--- START ---

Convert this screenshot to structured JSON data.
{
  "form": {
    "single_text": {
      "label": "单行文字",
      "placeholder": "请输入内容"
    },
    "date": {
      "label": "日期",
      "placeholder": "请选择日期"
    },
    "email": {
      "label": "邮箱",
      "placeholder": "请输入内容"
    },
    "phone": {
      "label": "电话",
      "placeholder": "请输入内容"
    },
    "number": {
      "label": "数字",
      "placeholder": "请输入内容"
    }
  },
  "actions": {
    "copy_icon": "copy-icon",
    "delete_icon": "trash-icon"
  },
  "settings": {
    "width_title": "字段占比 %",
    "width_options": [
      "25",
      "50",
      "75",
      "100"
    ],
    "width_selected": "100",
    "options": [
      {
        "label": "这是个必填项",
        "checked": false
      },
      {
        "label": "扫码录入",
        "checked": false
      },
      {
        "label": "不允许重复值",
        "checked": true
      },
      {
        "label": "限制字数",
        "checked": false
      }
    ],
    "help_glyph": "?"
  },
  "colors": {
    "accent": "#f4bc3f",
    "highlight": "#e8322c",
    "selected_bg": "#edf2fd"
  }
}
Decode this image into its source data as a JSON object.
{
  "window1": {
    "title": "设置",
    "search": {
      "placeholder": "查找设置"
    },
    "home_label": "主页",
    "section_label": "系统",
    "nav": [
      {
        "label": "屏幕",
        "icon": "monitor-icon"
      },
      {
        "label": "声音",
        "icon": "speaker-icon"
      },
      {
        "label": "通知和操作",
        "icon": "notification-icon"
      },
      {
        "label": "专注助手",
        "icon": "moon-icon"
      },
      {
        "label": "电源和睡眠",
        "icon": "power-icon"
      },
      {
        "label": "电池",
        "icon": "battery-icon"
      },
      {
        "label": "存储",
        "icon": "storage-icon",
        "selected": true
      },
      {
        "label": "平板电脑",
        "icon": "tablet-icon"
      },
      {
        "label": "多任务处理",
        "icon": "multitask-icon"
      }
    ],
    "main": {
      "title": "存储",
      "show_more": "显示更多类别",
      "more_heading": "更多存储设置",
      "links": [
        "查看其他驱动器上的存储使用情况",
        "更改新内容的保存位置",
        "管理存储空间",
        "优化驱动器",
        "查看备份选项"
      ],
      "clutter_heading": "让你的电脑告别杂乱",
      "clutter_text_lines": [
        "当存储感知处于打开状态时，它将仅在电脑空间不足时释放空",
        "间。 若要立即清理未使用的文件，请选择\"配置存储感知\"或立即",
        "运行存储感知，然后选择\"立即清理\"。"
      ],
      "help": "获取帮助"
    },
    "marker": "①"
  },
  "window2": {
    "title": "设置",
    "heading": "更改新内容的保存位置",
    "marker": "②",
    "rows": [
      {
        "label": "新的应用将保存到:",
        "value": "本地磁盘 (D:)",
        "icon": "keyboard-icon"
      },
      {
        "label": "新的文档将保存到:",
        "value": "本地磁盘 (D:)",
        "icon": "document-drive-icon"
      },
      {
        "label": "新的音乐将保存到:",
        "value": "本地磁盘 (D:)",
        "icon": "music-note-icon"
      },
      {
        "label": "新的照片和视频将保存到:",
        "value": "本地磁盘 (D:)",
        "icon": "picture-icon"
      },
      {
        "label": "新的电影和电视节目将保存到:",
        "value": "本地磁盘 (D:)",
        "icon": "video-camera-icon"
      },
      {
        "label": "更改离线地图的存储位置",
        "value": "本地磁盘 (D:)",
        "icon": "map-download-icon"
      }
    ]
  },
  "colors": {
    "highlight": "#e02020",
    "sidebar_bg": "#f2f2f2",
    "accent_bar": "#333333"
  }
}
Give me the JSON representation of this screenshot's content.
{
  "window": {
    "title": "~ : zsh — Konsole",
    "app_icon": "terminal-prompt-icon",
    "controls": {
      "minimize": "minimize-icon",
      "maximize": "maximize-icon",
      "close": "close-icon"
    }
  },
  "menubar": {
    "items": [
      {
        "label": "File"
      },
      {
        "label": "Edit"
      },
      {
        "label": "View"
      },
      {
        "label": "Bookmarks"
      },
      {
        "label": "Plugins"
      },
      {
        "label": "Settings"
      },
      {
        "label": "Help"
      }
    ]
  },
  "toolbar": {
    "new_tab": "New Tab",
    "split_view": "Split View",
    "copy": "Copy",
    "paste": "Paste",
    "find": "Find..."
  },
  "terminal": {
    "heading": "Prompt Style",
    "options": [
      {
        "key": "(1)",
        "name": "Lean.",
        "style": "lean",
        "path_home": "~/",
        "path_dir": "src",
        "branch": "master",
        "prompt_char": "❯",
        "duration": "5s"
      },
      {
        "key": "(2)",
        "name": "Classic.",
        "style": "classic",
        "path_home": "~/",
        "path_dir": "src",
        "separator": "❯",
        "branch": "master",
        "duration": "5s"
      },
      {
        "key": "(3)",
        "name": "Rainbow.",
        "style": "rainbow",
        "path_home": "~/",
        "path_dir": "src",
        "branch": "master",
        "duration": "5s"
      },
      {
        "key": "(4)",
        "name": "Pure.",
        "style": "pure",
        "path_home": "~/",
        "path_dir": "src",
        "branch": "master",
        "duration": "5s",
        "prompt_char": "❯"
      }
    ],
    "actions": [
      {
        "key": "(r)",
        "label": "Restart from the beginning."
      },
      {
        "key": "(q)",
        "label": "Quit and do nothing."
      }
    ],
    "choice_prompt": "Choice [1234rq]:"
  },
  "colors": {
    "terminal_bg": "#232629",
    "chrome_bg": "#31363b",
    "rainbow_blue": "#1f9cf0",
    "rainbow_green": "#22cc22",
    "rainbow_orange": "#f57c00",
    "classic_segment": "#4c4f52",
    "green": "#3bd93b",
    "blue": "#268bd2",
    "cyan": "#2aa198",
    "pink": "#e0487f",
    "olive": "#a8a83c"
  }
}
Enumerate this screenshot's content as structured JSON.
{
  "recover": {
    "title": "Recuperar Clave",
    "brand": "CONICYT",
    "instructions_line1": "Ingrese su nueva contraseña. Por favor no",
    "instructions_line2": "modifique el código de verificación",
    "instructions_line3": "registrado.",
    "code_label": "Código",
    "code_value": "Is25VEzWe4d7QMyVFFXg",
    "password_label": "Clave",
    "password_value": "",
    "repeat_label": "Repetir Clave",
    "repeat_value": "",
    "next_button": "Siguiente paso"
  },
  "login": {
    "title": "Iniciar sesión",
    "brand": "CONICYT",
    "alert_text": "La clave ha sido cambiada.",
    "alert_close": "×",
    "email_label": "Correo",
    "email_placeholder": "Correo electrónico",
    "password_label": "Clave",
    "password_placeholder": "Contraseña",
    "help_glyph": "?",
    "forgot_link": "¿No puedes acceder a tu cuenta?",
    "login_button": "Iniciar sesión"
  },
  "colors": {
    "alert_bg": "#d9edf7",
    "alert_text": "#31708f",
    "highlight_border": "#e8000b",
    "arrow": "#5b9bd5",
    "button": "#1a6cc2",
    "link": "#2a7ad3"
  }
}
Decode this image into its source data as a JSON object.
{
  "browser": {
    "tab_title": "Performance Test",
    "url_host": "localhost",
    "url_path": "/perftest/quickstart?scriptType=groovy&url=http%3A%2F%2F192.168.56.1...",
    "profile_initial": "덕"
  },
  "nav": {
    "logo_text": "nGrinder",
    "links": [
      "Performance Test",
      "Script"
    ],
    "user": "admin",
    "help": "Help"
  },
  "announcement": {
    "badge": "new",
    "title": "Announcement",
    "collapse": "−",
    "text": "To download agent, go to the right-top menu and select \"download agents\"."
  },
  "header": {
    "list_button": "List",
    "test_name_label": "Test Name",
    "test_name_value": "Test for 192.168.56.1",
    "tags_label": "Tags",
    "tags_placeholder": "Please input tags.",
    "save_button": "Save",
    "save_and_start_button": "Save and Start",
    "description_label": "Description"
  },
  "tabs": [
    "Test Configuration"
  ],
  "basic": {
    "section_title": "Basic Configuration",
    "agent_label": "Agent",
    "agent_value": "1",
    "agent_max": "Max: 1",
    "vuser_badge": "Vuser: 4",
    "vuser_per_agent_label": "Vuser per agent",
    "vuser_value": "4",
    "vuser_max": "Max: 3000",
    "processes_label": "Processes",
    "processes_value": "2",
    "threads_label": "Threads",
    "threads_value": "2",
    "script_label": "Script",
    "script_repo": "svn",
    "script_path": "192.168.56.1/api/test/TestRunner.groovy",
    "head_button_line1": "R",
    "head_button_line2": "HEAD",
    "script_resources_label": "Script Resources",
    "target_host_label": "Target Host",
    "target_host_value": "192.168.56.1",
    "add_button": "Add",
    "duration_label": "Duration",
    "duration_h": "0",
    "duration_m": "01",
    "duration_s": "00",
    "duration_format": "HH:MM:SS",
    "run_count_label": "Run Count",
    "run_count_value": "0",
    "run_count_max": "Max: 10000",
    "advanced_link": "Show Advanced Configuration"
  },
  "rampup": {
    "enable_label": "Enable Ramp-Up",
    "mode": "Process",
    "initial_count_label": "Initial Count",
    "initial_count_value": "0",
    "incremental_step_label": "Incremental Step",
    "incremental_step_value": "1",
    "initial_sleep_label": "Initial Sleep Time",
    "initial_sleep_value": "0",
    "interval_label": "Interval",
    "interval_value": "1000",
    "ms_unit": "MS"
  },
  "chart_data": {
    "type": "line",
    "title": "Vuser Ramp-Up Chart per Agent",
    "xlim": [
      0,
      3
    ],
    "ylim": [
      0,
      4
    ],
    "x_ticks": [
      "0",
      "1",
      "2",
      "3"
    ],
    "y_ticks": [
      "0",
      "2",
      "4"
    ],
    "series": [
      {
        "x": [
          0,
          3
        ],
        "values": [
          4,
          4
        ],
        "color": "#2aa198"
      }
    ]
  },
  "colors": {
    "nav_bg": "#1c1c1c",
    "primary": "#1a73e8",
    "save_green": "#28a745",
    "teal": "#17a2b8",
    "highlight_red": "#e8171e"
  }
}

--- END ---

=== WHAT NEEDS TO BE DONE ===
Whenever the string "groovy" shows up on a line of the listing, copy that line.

=== RESULT OF THIS EXERCISE ===
    "url_path": "/perftest/quickstart?scriptType=groovy&url=http%3A%2F%2F192.168.56.1...",
    "script_path": "192.168.56.1/api/test/TestRunner.groovy",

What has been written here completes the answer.